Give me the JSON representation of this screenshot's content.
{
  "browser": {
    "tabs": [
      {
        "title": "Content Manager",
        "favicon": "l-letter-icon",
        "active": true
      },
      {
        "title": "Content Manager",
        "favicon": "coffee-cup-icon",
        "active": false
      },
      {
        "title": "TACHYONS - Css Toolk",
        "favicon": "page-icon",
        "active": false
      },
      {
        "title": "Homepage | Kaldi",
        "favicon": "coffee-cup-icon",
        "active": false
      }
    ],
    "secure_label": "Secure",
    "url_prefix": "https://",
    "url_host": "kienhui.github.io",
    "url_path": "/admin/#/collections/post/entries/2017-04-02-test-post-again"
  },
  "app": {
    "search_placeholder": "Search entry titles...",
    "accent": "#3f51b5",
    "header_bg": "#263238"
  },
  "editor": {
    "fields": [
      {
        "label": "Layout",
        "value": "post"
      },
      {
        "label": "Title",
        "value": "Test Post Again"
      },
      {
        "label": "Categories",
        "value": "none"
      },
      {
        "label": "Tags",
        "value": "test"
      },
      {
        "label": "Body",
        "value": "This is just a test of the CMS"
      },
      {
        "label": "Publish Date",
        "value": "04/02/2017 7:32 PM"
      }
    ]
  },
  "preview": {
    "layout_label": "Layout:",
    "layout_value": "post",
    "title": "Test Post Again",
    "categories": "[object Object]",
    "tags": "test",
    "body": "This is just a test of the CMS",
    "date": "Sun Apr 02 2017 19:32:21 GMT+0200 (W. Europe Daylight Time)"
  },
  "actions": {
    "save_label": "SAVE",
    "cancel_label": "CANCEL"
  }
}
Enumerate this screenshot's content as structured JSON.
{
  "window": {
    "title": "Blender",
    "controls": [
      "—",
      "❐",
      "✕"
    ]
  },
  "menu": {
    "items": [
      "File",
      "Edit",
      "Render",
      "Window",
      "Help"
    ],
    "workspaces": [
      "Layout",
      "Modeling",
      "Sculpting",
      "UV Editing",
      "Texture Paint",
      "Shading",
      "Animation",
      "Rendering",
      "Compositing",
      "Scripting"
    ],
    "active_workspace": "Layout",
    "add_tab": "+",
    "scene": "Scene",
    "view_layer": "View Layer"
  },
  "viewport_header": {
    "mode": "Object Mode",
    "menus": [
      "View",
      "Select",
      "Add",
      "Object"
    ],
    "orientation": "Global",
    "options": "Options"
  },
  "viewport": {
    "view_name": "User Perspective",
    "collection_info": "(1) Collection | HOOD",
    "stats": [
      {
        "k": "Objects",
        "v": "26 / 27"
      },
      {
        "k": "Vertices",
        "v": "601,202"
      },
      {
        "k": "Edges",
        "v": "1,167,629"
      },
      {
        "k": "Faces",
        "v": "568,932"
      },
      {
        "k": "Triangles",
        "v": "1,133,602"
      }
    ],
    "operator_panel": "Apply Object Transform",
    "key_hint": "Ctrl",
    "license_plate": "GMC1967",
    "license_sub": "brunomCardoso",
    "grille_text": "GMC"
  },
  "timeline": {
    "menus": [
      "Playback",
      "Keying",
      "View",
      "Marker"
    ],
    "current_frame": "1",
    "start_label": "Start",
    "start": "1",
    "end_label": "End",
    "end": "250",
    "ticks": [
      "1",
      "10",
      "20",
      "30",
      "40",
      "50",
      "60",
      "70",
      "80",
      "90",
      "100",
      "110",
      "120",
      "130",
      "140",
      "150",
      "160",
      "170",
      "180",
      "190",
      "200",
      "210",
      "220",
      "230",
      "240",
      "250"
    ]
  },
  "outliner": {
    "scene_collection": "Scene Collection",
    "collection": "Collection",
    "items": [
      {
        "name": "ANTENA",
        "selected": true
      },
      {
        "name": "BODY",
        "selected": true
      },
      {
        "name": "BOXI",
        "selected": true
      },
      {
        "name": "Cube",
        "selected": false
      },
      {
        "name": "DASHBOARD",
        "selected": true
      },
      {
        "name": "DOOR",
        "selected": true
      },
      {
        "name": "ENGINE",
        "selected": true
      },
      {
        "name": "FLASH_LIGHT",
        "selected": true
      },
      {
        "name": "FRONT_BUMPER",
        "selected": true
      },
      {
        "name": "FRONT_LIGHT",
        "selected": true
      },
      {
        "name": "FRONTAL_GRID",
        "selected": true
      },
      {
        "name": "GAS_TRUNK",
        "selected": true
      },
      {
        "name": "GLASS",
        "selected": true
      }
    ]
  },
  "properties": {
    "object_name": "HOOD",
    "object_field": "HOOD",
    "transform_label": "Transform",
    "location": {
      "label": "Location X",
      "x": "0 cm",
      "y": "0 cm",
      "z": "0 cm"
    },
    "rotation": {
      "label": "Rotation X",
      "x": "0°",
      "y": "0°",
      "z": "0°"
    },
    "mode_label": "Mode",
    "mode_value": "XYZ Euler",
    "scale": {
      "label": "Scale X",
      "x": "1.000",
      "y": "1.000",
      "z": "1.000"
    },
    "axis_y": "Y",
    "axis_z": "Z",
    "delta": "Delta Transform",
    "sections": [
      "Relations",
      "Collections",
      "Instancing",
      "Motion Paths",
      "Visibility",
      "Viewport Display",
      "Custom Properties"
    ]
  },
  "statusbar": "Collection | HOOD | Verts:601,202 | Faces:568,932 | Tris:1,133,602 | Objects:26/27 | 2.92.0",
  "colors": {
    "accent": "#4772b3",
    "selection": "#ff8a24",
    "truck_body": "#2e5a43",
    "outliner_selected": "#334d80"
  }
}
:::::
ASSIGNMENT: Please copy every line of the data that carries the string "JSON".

ANSWER SPACE:
Give me the JSON representation of this screenshot's content.
Enumerate this screenshot's content as structured JSON.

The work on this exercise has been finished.